  2. Investigation of electrically-active deep levels in single-crystalline diamond by particle-induced charge transient spectroscopy

    Energy Technology Data Exchange (ETDEWEB)

    Kada, W., E-mail: kada.wataru@gunma-u.ac.jp [Faculty of Science and Technology, Gunma University, Kiryu, Gunma 376-8515 (Japan); Kambayashi, Y.; Ando, Y. [Faculty of Science and Technology, Gunma University, Kiryu, Gunma 376-8515 (Japan); Japan Atomic Energy Agency, Takasaki, Gunma 370-1292 (Japan); Onoda, S. [Japan Atomic Energy Agency, Takasaki, Gunma 370-1292 (Japan); Umezawa, H.; Mokuno, Y. [National Institute of Advanced Industrial Science and Technology (AIST), 1-8-31 Midorigaoka, Ikeda, Osaka 563-8577 (Japan); Shikata, S. [Kwansei Gakuin Univ., 2-1, Gakuen, Mita, Hyogo 669-1337 (Japan); Makino, T.; Koka, M. [Japan Atomic Energy Agency, Takasaki, Gunma 370-1292 (Japan); Hanaizumi, O. [Faculty of Science and Technology, Gunma University, Kiryu, Gunma 376-8515 (Japan); Kamiya, T.; Ohshima, T. [Japan Atomic Energy Agency, Takasaki, Gunma 370-1292 (Japan)
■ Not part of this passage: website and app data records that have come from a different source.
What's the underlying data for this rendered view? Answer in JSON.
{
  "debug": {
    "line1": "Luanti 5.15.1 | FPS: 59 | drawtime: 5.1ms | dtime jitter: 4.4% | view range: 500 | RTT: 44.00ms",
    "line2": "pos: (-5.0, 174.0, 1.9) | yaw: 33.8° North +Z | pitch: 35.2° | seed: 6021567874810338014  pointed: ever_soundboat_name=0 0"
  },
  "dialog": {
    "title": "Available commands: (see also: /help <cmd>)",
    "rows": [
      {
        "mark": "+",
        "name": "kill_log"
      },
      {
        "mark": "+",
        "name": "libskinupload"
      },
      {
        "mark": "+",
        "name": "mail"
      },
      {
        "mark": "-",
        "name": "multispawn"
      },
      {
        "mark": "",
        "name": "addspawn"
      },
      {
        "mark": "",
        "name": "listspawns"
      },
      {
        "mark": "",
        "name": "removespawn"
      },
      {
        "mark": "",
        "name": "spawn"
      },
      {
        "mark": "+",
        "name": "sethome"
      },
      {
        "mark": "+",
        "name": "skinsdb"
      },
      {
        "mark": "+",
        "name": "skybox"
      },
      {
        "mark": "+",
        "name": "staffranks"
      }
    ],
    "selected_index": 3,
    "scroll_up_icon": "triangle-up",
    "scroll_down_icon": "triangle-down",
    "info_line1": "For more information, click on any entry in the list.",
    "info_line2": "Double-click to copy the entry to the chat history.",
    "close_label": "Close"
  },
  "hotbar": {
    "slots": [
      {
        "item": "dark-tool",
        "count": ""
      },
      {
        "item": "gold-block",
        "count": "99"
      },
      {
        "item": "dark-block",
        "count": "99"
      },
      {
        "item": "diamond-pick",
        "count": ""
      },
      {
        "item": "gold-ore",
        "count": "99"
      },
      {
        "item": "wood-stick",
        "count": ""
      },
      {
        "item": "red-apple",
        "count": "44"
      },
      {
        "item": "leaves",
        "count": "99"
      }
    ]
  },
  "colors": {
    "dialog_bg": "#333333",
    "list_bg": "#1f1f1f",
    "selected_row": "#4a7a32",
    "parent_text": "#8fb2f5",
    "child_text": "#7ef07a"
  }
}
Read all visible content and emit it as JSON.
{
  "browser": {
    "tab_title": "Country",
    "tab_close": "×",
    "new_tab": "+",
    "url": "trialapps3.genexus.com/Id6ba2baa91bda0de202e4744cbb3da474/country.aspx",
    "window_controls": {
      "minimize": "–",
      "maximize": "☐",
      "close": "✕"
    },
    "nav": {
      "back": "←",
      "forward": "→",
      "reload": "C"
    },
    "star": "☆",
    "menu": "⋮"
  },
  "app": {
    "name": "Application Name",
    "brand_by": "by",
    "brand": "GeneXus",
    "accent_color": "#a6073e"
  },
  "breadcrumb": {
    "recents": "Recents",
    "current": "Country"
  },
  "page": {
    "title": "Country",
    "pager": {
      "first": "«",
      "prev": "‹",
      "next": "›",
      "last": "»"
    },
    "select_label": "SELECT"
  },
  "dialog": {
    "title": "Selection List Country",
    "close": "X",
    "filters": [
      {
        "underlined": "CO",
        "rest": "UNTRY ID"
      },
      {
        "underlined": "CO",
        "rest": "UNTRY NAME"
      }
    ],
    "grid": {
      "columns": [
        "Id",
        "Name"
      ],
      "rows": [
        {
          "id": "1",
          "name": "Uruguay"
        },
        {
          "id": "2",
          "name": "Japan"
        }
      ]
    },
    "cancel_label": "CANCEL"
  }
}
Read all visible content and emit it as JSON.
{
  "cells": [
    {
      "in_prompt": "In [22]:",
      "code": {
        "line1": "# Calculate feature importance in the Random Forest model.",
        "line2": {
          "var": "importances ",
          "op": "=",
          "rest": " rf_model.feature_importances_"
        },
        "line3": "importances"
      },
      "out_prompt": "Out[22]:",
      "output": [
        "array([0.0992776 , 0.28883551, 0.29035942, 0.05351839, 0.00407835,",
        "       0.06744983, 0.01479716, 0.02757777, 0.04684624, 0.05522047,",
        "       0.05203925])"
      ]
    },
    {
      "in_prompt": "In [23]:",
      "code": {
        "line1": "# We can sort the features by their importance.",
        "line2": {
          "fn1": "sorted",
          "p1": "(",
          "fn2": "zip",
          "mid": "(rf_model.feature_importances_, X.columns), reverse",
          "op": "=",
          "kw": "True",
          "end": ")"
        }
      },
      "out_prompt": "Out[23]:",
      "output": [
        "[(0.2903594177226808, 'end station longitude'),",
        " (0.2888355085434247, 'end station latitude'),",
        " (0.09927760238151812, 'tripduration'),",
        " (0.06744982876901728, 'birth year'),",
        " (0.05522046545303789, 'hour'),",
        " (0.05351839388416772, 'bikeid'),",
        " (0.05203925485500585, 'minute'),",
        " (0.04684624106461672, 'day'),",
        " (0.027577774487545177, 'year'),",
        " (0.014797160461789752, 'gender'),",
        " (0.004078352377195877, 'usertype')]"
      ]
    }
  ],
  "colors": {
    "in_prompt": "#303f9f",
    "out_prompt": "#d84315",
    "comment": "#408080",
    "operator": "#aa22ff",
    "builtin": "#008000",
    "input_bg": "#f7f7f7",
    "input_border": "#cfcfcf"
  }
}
    2016-04-01

    To investigate electrically-active deep levels in high-resistivity single-crystalline diamond, particle-induced charge transient spectroscopy (QTS) techniques were performed using 5.5 MeV alpha particles and 9 MeV carbon focused microprobes. For unintentionally-doped (UID) chemical vapor deposition (CVD) diamond, deep levels with activation energies of 0.35 eV and 0.43 eV were detected which correspond to the activation energy of boron acceptors in diamond. The results suggested that alpha particle and heavy ion induced QTS techniques are the promising candidate for in-situ investigation of deep levels in high-resistivity semiconductors.

  3. MgO by injection CVD

    International Nuclear Information System (INIS)

    Abrutis, A.; Kubilius, V.; Teiserkis, A.; Bigelyte, V.; Vengalis, B.; Jukna, A.; Butkute, R.

    1997-01-01

    Epitaxial YBa 2 Cu 3 O 7 layers with 45 in-plane orientation have been grown by injection